■ Data under study ■
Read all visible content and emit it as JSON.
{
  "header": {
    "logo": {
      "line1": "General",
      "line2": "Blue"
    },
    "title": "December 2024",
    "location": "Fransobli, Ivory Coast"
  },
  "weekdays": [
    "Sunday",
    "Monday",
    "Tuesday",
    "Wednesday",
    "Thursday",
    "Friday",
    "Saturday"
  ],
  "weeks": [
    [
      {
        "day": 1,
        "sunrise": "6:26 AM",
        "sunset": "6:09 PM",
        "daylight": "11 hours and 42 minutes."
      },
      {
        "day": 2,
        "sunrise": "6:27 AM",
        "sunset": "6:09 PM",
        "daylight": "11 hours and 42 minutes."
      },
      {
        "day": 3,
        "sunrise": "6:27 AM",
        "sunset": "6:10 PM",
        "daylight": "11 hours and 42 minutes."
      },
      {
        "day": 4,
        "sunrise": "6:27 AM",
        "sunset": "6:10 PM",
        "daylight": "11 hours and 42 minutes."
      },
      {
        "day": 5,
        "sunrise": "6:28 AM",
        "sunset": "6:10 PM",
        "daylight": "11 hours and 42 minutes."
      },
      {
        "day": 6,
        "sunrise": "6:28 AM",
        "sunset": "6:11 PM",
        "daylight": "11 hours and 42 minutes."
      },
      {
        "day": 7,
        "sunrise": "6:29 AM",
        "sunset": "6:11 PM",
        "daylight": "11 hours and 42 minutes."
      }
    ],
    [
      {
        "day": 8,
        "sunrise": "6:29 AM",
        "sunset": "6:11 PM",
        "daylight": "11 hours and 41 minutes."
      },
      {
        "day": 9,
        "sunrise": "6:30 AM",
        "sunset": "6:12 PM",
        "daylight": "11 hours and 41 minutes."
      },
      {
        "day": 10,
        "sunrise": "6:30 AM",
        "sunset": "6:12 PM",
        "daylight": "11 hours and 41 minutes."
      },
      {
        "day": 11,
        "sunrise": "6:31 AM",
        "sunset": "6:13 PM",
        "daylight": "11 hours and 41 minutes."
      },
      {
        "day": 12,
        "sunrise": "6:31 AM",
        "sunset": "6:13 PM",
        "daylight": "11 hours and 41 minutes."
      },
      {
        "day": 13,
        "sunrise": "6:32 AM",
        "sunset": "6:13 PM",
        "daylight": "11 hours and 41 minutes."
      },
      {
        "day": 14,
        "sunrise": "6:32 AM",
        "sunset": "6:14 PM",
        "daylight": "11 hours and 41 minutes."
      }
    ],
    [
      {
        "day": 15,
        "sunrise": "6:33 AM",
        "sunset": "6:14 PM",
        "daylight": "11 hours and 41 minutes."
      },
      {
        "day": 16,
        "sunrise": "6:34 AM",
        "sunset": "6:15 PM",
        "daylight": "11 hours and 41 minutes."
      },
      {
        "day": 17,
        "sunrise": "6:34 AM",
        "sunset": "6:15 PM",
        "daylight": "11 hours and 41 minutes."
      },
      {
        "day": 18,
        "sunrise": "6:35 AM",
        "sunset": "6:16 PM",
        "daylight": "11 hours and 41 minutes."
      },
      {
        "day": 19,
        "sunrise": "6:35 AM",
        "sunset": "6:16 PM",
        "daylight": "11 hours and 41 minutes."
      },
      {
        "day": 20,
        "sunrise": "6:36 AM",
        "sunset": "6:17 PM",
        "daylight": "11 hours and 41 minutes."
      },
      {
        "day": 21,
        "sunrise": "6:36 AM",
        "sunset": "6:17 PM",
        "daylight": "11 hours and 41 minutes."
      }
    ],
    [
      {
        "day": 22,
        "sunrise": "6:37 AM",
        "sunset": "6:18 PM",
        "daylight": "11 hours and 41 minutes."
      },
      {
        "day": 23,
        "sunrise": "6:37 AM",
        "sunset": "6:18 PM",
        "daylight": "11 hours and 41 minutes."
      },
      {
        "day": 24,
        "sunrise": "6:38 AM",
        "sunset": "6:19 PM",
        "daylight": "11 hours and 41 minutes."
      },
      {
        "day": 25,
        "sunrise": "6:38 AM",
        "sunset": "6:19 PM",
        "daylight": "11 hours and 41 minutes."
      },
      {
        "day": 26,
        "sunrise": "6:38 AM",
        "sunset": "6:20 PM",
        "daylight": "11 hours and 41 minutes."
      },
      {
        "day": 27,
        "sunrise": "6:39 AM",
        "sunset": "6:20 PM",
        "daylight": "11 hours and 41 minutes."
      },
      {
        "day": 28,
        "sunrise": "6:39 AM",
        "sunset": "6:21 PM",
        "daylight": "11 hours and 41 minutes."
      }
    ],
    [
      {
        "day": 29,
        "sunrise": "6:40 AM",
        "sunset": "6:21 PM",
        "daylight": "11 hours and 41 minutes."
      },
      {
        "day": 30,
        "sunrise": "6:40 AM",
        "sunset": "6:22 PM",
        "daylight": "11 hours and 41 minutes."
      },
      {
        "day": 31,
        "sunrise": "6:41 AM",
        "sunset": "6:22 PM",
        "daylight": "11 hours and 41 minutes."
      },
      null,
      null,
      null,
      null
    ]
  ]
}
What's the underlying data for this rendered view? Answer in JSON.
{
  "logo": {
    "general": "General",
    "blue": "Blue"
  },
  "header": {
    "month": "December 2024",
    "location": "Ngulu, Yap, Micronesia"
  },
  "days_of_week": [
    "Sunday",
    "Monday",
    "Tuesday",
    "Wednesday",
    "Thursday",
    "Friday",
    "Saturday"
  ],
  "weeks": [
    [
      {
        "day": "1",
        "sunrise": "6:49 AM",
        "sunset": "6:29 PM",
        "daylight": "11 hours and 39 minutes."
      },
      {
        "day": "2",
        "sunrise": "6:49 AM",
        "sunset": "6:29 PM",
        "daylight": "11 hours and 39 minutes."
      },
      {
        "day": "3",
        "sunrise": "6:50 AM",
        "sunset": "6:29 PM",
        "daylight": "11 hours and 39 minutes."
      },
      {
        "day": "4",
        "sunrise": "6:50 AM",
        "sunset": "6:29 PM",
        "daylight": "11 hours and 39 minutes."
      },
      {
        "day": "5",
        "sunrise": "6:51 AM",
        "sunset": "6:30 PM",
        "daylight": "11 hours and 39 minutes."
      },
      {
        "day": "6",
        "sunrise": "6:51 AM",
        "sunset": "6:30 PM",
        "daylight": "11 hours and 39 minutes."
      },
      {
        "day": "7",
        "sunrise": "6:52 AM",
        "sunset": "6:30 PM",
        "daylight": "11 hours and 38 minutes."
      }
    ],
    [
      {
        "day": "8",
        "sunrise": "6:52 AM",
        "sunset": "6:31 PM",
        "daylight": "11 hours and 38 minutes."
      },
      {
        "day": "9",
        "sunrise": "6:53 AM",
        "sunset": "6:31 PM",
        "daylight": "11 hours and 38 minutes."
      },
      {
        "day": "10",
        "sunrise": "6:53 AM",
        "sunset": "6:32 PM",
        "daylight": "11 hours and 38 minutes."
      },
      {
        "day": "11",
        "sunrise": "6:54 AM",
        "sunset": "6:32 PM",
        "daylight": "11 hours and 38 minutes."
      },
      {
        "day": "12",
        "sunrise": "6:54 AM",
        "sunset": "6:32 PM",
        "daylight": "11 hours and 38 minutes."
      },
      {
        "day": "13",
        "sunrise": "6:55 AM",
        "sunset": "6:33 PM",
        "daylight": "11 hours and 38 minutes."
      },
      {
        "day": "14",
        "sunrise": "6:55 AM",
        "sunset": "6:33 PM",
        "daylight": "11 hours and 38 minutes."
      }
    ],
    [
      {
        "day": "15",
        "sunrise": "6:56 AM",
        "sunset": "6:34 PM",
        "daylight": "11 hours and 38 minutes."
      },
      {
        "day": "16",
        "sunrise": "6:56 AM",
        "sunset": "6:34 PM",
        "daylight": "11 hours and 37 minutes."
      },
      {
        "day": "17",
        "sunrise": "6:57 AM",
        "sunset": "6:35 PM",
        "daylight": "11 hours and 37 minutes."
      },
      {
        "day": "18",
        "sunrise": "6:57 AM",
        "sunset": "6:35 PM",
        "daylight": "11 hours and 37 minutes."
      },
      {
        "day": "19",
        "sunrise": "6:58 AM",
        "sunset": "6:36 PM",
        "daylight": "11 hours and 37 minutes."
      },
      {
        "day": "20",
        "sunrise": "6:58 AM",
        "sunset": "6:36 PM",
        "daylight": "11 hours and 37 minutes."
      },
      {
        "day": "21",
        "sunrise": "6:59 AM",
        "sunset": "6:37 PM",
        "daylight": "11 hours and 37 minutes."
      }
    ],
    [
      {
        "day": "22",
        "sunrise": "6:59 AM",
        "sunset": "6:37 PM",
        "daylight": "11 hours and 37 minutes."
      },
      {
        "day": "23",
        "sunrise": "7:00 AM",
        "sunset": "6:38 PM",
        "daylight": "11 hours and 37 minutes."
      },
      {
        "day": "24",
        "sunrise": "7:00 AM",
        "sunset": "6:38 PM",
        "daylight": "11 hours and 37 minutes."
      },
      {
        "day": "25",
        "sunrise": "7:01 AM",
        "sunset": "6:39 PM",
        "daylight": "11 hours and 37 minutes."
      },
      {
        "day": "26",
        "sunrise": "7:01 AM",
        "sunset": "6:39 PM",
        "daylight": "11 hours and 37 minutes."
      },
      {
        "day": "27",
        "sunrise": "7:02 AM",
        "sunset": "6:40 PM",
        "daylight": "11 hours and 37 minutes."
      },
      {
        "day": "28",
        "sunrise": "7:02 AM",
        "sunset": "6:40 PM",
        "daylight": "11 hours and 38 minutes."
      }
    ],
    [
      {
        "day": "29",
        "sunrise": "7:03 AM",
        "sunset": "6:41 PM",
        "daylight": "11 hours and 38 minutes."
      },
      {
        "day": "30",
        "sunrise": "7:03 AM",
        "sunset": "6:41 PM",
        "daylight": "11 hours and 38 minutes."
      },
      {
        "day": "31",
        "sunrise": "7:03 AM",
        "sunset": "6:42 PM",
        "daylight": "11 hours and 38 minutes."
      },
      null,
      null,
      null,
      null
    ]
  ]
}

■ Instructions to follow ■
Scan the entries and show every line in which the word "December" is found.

■ Answer box ■
    "title": "December 2024",
    "month": "December 2024",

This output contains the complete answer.